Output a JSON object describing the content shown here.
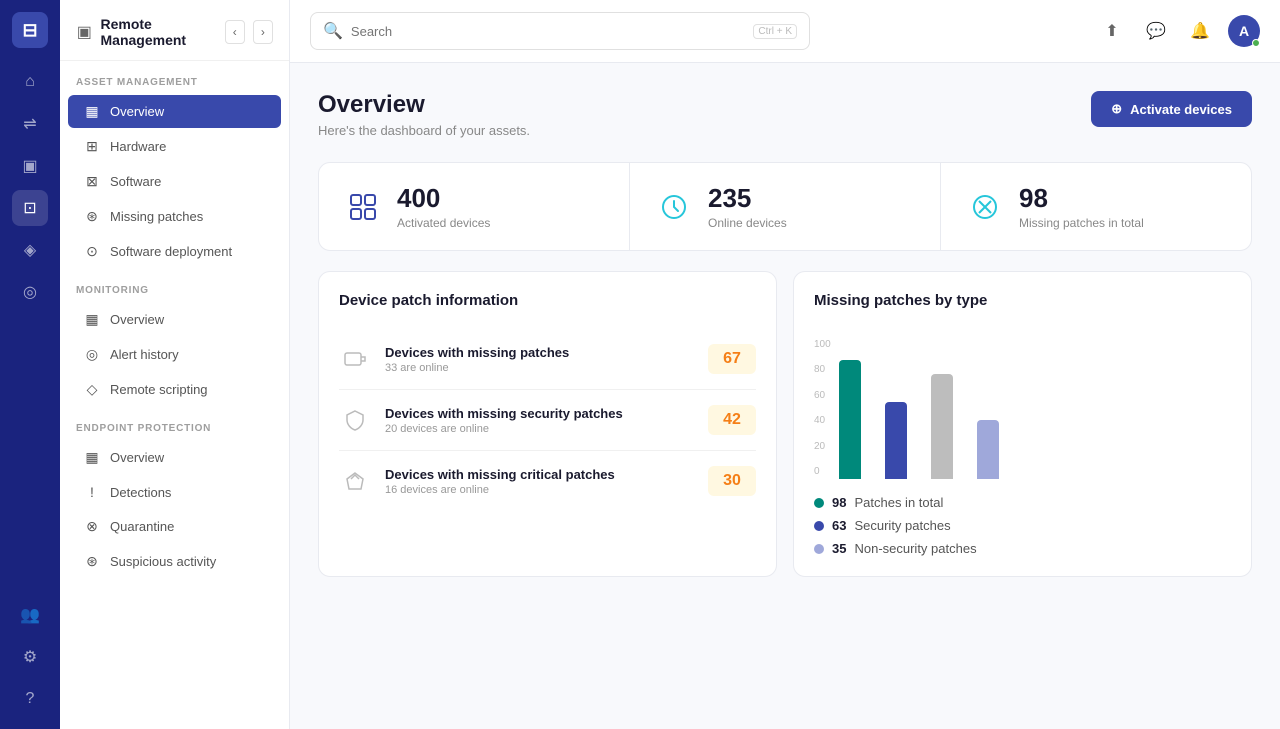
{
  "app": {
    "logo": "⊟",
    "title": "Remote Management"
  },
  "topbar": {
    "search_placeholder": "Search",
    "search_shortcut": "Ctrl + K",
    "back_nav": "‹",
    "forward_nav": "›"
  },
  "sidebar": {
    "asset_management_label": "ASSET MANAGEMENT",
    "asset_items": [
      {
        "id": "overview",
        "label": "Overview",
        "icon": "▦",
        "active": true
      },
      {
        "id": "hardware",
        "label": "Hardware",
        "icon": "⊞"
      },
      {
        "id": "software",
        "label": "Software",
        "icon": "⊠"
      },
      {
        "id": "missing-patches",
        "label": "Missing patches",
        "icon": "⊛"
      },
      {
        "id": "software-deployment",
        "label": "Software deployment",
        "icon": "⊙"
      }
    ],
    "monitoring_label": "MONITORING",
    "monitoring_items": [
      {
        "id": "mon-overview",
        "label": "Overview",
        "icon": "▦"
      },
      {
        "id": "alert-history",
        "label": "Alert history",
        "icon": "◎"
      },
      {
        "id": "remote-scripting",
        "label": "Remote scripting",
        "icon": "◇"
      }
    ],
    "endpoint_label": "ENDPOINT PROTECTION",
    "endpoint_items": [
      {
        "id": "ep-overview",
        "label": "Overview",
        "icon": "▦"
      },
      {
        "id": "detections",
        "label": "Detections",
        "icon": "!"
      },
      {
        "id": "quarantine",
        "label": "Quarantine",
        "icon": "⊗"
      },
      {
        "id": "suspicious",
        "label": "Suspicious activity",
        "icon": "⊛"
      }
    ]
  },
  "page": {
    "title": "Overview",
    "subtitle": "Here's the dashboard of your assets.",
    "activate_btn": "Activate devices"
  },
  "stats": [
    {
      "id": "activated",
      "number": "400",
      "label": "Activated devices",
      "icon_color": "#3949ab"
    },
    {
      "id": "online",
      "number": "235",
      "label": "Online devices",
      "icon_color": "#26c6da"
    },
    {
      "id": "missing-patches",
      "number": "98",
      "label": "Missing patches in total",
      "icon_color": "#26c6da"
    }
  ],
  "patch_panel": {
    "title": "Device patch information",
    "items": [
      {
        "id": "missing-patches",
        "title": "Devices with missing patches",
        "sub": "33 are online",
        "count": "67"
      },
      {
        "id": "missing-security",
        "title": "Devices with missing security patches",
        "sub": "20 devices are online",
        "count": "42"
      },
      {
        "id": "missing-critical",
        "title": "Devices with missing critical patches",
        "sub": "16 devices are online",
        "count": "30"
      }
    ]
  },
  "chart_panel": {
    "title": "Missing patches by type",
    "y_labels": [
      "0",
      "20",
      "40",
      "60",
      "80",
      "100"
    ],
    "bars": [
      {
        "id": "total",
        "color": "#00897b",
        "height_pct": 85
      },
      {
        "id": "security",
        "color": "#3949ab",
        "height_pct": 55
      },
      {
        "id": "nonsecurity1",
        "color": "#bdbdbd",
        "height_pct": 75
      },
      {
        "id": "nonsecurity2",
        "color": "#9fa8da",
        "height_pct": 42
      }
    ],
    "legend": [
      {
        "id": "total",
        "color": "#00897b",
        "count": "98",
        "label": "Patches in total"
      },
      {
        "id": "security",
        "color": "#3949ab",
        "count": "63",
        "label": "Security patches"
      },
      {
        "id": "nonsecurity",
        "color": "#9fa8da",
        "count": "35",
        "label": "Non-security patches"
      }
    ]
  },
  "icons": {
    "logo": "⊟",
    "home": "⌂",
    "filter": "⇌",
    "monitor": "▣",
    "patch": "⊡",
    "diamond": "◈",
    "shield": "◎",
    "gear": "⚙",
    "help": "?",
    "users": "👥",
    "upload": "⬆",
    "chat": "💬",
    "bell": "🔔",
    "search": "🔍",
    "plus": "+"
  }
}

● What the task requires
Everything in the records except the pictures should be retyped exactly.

● Task output
Output a JSON object describing the content shown here.
{
  "app": {
    "logo": "⊟",
    "title": "Remote Management"
  },
  "topbar": {
    "search_placeholder": "Search",
    "search_shortcut": "Ctrl + K",
    "back_nav": "‹",
    "forward_nav": "›"
  },
  "sidebar": {
    "asset_management_label": "ASSET MANAGEMENT",
    "asset_items": [
      {
        "id": "overview",
        "label": "Overview",
        "icon": "▦",
        "active": true
      },
      {
        "id": "hardware",
        "label": "Hardware",
        "icon": "⊞"
      },
      {
        "id": "software",
        "label": "Software",
        "icon": "⊠"
      },
      {
        "id": "missing-patches",
        "label": "Missing patches",
        "icon": "⊛"
      },
      {
        "id": "software-deployment",
        "label": "Software deployment",
        "icon": "⊙"
      }
    ],
    "monitoring_label": "MONITORING",
    "monitoring_items": [
      {
        "id": "mon-overview",
        "label": "Overview",
        "icon": "▦"
      },
      {
        "id": "alert-history",
        "label": "Alert history",
        "icon": "◎"
      },
      {
        "id": "remote-scripting",
        "label": "Remote scripting",
        "icon": "◇"
      }
    ],
    "endpoint_label": "ENDPOINT PROTECTION",
    "endpoint_items": [
      {
        "id": "ep-overview",
        "label": "Overview",
        "icon": "▦"
      },
      {
        "id": "detections",
        "label": "Detections",
        "icon": "!"
      },
      {
        "id": "quarantine",
        "label": "Quarantine",
        "icon": "⊗"
      },
      {
        "id": "suspicious",
        "label": "Suspicious activity",
        "icon": "⊛"
      }
    ]
  },
  "page": {
    "title": "Overview",
    "subtitle": "Here's the dashboard of your assets.",
    "activate_btn": "Activate devices"
  },
  "stats": [
    {
      "id": "activated",
      "number": "400",
      "label": "Activated devices",
      "icon_color": "#3949ab"
    },
    {
      "id": "online",
      "number": "235",
      "label": "Online devices",
      "icon_color": "#26c6da"
    },
    {
      "id": "missing-patches",
      "number": "98",
      "label": "Missing patches in total",
      "icon_color": "#26c6da"
    }
  ],
  "patch_panel": {
    "title": "Device patch information",
    "items": [
      {
        "id": "missing-patches",
        "title": "Devices with missing patches",
        "sub": "33 are online",
        "count": "67"
      },
      {
        "id": "missing-security",
        "title": "Devices with missing security patches",
        "sub": "20 devices are online",
        "count": "42"
      },
      {
        "id": "missing-critical",
        "title": "Devices with missing critical patches",
        "sub": "16 devices are online",
        "count": "30"
      }
    ]
  },
  "chart_panel": {
    "title": "Missing patches by type",
    "y_labels": [
      "0",
      "20",
      "40",
      "60",
      "80",
      "100"
    ],
    "bars": [
      {
        "id": "total",
        "color": "#00897b",
        "height_pct": 85
      },
      {
        "id": "security",
        "color": "#3949ab",
        "height_pct": 55
      },
      {
        "id": "nonsecurity1",
        "color": "#bdbdbd",
        "height_pct": 75
      },
      {
        "id": "nonsecurity2",
        "color": "#9fa8da",
        "height_pct": 42
      }
    ],
    "legend": [
      {
        "id": "total",
        "color": "#00897b",
        "count": "98",
        "label": "Patches in total"
      },
      {
        "id": "security",
        "color": "#3949ab",
        "count": "63",
        "label": "Security patches"
      },
      {
        "id": "nonsecurity",
        "color": "#9fa8da",
        "count": "35",
        "label": "Non-security patches"
      }
    ]
  },
  "icons": {
    "logo": "⊟",
    "home": "⌂",
    "filter": "⇌",
    "monitor": "▣",
    "patch": "⊡",
    "diamond": "◈",
    "shield": "◎",
    "gear": "⚙",
    "help": "?",
    "users": "👥",
    "upload": "⬆",
    "chat": "💬",
    "bell": "🔔",
    "search": "🔍",
    "plus": "+"
  }
}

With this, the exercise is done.